I know The Simpler Way is possible and preferable, because it’s the way I live. The clothes I’m wearing are scruffy, old and repaired, but they are perfectly adequate. My garden rake has a handle made from a sapling, and it is perfectly functional. It is more interesting, durable…and virtuous than a bought handle. I made the rocking chair out of firewood, and it is just great. I made the slippers I have on. I do crafts rather than watch TV, because they are more enjoyable. My house is made from scrap World War II army materials, would probably be valued at 1/10 a normal Sydney house, and seems just about perfect to me. We have to get homo consumerensis to grasp that having expensive things simply isn’t important, and that one can have a very comfortable and enjoyable lifestyle based on frugality, self-sufficiency, community and non-material purposes.

If we lived in the ways indicated we might cut the present rich world consumption of non-renewable resources and ecological impact to around 2% of their present rates. There would be little transport and travel, packaging, advertising, construction or fashion change. Whole industries would have been phased out, including fertilizer production, pesticides and tourism. The need for many others would be dramatically reduced, including leisure and entertainment, vehicle production, cold storage, shipping and air transport, insurance, legal services. Consider the vast amount of “productive” effort going into competition between firms for the same limited market, and the associated bankruptcies and waste, for example when a new supermarket puts many little firms out of business. There would be far less need for the many industries which presently work at fixing the damage caused by this society, including prisons, mental institutions, counselling, drug and alcohol abuse services, and welfare in general. There would be far less need for professional and institutional aged care, youth services, health and education.

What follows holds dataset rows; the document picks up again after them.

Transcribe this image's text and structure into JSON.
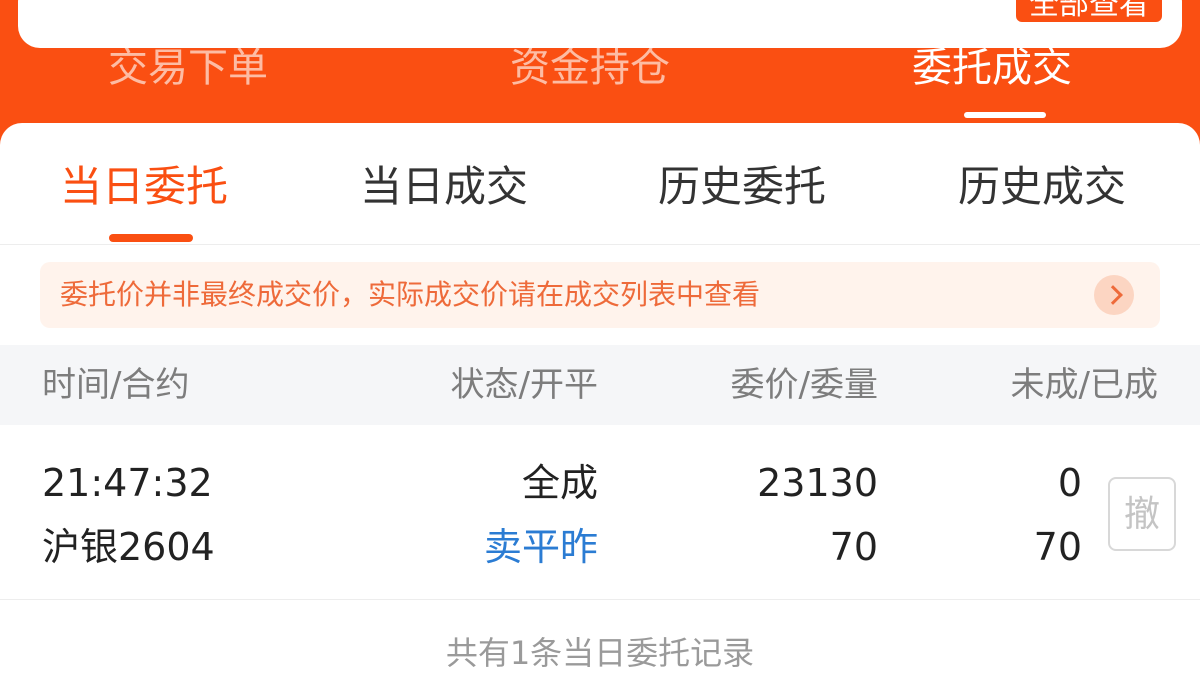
{
  "top_card": {
    "view_all_label": "全部查看"
  },
  "main_tabs": [
    {
      "label": "交易下单"
    },
    {
      "label": "资金持仓"
    },
    {
      "label": "委托成交"
    }
  ],
  "sub_tabs": [
    {
      "label": "当日委托"
    },
    {
      "label": "当日成交"
    },
    {
      "label": "历史委托"
    },
    {
      "label": "历史成交"
    }
  ],
  "notice": {
    "text": "委托价并非最终成交价，实际成交价请在成交列表中查看"
  },
  "table": {
    "headers": [
      "时间/合约",
      "状态/开平",
      "委价/委量",
      "未成/已成"
    ],
    "rows": [
      {
        "time": "21:47:32",
        "contract": "沪银2604",
        "status": "全成",
        "open_close": "卖平昨",
        "order_price": "23130",
        "order_qty": "70",
        "unfilled": "0",
        "filled": "70",
        "cancel_label": "撤"
      }
    ]
  },
  "footer": {
    "text": "共有1条当日委托记录"
  },
  "colors": {
    "brand": "#fa4f12",
    "blue": "#2b7cd3",
    "notice_bg": "#fff3ec"
  }
}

What is difficult to get across here is the fact that The Simpler Way is much more satisfying than the consumer way. It is not a deprived and difficult way we must adopt in order to save the planet. It is about much more enjoyable life experience than comes from buying expensive things and having to work hard in insecure circumstances chasing a high income. People within The Simpler Way know that there can be great satisfaction from living “frugally”. This word is to do with being fruitful and productive by making maximum use of relatively few resources. It is illustrated well for me by the satisfaction that comes from collecting bits of firewood that I will enjoy using later on a winter night. This is not something I do with a sense of deprivation, or reluctant work. It is something I do because it brings a number of desirable effects, especially a sense of self-sufficiency, of being able to provide from one’s own resources, running a good household, “husbanding” scarce things, not wasting, being in control of one’s own situation, getting the most out of your resources, and avoiding consuming commercial energy.

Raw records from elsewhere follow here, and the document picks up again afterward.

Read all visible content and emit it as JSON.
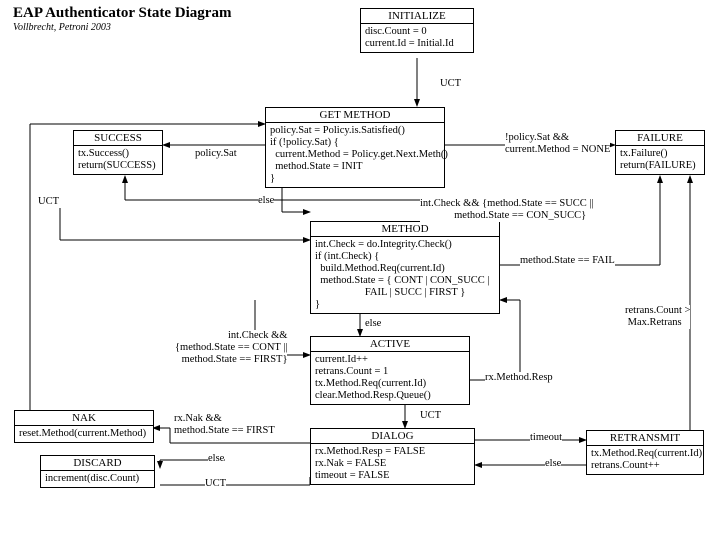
{
  "header": {
    "title": "EAP Authenticator State Diagram",
    "subtitle": "Vollbrecht, Petroni 2003"
  },
  "nodes": {
    "initialize": {
      "title": "INITIALIZE",
      "body": "disc.Count = 0\ncurrent.Id = Initial.Id"
    },
    "getmethod": {
      "title": "GET METHOD",
      "body": "policy.Sat = Policy.is.Satisfied()\nif (!policy.Sat) {\n  current.Method = Policy.get.Next.Meth()\n  method.State = INIT\n}"
    },
    "success": {
      "title": "SUCCESS",
      "body": "tx.Success()\nreturn(SUCCESS)"
    },
    "failure": {
      "title": "FAILURE",
      "body": "tx.Failure()\nreturn(FAILURE)"
    },
    "method": {
      "title": "METHOD",
      "body": "int.Check = do.Integrity.Check()\nif (int.Check) {\n  build.Method.Req(current.Id)\n  method.State = { CONT | CON_SUCC |\n                   FAIL | SUCC | FIRST }\n}"
    },
    "active": {
      "title": "ACTIVE",
      "body": "current.Id++\nretrans.Count = 1\ntx.Method.Req(current.Id)\nclear.Method.Resp.Queue()"
    },
    "dialog": {
      "title": "DIALOG",
      "body": "rx.Method.Resp = FALSE\nrx.Nak = FALSE\ntimeout = FALSE"
    },
    "retransmit": {
      "title": "RETRANSMIT",
      "body": "tx.Method.Req(current.Id)\nretrans.Count++"
    },
    "nak": {
      "title": "NAK",
      "body": "reset.Method(current.Method)"
    },
    "discard": {
      "title": "DISCARD",
      "body": "increment(disc.Count)"
    }
  },
  "labels": {
    "uct1": "UCT",
    "uct2": "UCT",
    "uct3": "UCT",
    "uct4": "UCT",
    "policySat": "policy.Sat",
    "notPolicySat": "!policy.Sat &&\ncurrent.Method = NONE",
    "else1": "else",
    "else2": "else",
    "else3": "else",
    "else4": "else",
    "succCond": "int.Check && {method.State == SUCC ||\n             method.State == CON_SUCC}",
    "failCond": "method.State == FAIL",
    "activeCond": "int.Check &&\n{method.State == CONT ||\nmethod.State == FIRST}",
    "rxResp": "rx.Method.Resp",
    "timeout": "timeout",
    "nakCond": "rx.Nak &&\nmethod.State == FIRST",
    "retransCond": "retrans.Count >\n Max.Retrans"
  }
}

One major reason why the average quality of life would be far higher than it is now, is because we would only need to work about a third as much as we do now for money. Although much of the rest of our time would be spent in productive activity this would be enjoyable because it would include gardening, craft production and communal contributions in the large non-monetary sector of the local economy. We would be very secure, from unemployment, isolation, violence, and indeed from war because at present a major cause of international conflict is simply the need to take more than one’s fair share of the existing resources. We would have satisfying work, a sense of inclusion within a supportive community, a sense of making a worthwhile contribution no matter how humble our abilities were. There would surely be far fewer people who found their lives to be meaningless and purposeless. We would have time to devote to personal growth and community enrichment. Above all we would have the peace of mind that comes from knowing that we are no longer living in ways that generate global problems, and the satisfaction that comes from living in a just and admirable society, not one that is viciously unjust, highly irrational and ecologically self-destructive.

 

As originally published on http://www.arts.unsw.edu.au/